Daniel Buckingham’s visual language is inspired by his solo journey along the ancient Silk Road where, by bicycle, he explored 60 countries over an 8-year span. The Silk Road, which is a 4,000-mile long network of trade routes that connected China to Europe, the Middle East and North Africa, has been referred to as the first information highway. It provided a market for diverse cultures to engage in the trade of goods, including silk, medicinal herbs, glass, livestock, ceramics, and more lavish merchandise, such as jade, ivory and pearls. For Buckingham, however, its significance lies in the vital role it played as a vehicle for cultural, religious and philosophical exchange. This ‘commerce of ideas’ has had a deep impact on the artist, one that has informed his understanding of the human condition.
The Silk Road contained a network of sanctuaries for travelers seeking shelter and rest from the often-harsh climate, offering bunkhouses, stables, baths, places for prayer, and other services. These Caravansaries, a Persian word, karvan (caravan) sara (building with enclosed courts), also served as centers of cultural exchange and social interaction.
Buckingham’s towering three-arch structure, reflects the ancient Caravansary architecture and functions as a metaphorical space for dialogue and contemplation. The arch becomes a portal for our passage through time; an invitation to travel inside and outside history to open a dialogue in the present. Although the architectural form references the distant past Buckingham chooses to use off-the-shelf materials easily found in any home store, such as galvanized steel, to reflect technology of today.
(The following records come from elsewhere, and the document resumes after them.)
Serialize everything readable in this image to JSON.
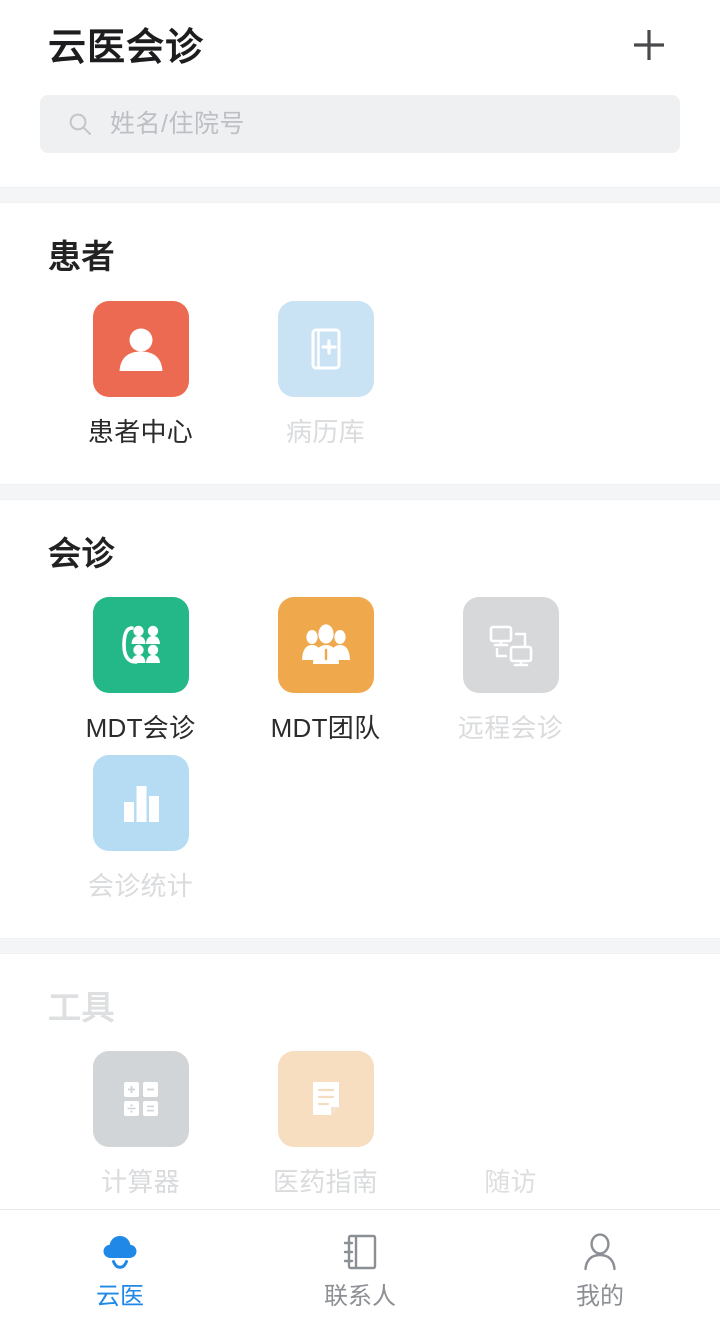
{
  "header": {
    "title": "云医会诊",
    "add_icon": "plus-icon"
  },
  "search": {
    "placeholder": "姓名/住院号",
    "value": "",
    "icon": "search-icon"
  },
  "sections": [
    {
      "key": "patients",
      "title": "患者",
      "disabled": false,
      "items": [
        {
          "label": "患者中心",
          "icon": "user-avatar-icon",
          "color": "#ec6a52",
          "disabled": false
        },
        {
          "label": "病历库",
          "icon": "medical-record-book-icon",
          "color": "#c9e2f4",
          "disabled": true
        }
      ]
    },
    {
      "key": "consultation",
      "title": "会诊",
      "disabled": false,
      "items": [
        {
          "label": "MDT会诊",
          "icon": "group-consult-icon",
          "color": "#24b888",
          "disabled": false
        },
        {
          "label": "MDT团队",
          "icon": "team-people-icon",
          "color": "#efa84c",
          "disabled": false
        },
        {
          "label": "远程会诊",
          "icon": "remote-screens-icon",
          "color": "#d6d8da",
          "disabled": true
        },
        {
          "label": "会诊统计",
          "icon": "bar-chart-icon",
          "color": "#b6dcf4",
          "disabled": true
        }
      ]
    },
    {
      "key": "tools",
      "title": "工具",
      "disabled": true,
      "items": [
        {
          "label": "计算器",
          "icon": "calculator-icon",
          "color": "#d2d5d7",
          "disabled": true
        },
        {
          "label": "医药指南",
          "icon": "document-lines-icon",
          "color": "#f7dec0",
          "disabled": true
        },
        {
          "label": "随访",
          "icon": "none",
          "color": "transparent",
          "disabled": true
        }
      ]
    }
  ],
  "tabbar": {
    "active_color": "#2089e8",
    "inactive_color": "#8c8f94",
    "tabs": [
      {
        "label": "云医",
        "icon": "cloud-icon",
        "active": true
      },
      {
        "label": "联系人",
        "icon": "contacts-book-icon",
        "active": false
      },
      {
        "label": "我的",
        "icon": "person-icon",
        "active": false
      }
    ]
  }
}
Words describing elements in the landscape - jasmine, wind, cloud, wood, silver, diamond, emerald and turquoise, as well as search, exchange, invite- are elegantly inscribed on medallion shapes, which adorn the steel construction. His pavilion offers the community a place to converse about current events, to play, to share personal stories, and as the artist states, “perhaps fall in love.”
Pam McLaughlin, PhD
Everson Museum: May 2014
Edited by Daniel Buckingham